■ WORK ITEM ■
Needed from the data below: all lines that contain the word "Settings".
○ ○ ○ ○ ○ ○ ○
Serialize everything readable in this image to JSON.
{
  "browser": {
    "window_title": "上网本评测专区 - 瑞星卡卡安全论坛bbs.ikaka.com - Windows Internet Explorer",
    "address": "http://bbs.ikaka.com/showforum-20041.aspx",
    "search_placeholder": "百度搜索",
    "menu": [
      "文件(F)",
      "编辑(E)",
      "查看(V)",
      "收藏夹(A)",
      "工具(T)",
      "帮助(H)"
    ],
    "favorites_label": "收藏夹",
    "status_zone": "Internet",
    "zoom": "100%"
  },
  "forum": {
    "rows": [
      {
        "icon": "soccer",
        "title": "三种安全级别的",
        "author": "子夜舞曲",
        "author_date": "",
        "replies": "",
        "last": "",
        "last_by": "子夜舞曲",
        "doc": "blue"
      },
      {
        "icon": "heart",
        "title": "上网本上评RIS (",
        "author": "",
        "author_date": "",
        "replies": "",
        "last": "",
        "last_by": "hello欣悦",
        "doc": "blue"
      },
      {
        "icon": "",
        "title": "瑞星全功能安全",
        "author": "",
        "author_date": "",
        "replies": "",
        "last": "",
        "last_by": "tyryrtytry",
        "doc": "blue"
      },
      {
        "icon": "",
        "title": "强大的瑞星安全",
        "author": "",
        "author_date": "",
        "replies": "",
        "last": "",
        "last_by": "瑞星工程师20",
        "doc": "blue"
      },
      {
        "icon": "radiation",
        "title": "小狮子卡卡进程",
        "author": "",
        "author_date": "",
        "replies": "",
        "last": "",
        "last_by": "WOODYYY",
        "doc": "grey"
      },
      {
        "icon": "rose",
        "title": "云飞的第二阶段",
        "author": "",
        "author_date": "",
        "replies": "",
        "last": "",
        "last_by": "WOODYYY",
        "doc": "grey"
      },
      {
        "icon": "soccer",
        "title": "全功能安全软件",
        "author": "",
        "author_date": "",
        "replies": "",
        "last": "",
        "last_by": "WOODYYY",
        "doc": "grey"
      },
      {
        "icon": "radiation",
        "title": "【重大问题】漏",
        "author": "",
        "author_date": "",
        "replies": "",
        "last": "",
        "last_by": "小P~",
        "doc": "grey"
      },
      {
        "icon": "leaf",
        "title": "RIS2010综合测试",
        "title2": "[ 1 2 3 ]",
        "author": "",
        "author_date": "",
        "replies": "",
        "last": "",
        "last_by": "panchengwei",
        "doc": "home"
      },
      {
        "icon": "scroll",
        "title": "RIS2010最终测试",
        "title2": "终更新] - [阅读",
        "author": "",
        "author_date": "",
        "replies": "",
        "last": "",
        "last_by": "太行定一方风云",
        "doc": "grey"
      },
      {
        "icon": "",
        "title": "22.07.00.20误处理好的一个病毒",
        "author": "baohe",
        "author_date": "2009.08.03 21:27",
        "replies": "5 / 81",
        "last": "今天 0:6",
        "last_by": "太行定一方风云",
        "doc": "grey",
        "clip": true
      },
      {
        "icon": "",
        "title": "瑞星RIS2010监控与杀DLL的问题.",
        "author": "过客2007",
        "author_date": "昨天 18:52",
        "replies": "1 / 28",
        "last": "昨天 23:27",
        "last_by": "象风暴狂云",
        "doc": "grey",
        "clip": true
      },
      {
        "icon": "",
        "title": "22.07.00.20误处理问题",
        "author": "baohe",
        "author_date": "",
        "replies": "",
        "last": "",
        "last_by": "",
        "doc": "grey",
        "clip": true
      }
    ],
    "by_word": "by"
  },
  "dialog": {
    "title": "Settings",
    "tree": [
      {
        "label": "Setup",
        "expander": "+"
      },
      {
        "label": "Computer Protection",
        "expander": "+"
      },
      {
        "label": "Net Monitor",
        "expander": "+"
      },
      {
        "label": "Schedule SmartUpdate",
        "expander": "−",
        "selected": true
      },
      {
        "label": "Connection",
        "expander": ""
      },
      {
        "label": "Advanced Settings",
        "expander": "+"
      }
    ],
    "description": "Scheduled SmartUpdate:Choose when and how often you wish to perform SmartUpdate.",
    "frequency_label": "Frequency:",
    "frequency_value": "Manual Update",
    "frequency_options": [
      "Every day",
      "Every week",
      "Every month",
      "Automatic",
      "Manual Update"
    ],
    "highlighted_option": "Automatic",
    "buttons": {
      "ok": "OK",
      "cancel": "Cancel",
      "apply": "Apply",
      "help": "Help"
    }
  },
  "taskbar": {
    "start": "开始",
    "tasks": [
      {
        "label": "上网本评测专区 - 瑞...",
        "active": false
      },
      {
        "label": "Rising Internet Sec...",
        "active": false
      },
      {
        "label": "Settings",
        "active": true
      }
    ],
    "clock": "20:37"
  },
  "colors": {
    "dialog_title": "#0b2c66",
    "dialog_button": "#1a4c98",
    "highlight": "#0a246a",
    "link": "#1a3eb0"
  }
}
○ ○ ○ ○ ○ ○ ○
■ EXPECTED OUTPUT ■
    "title": "Settings",
        "label": "Advanced Settings",
        "label": "Settings",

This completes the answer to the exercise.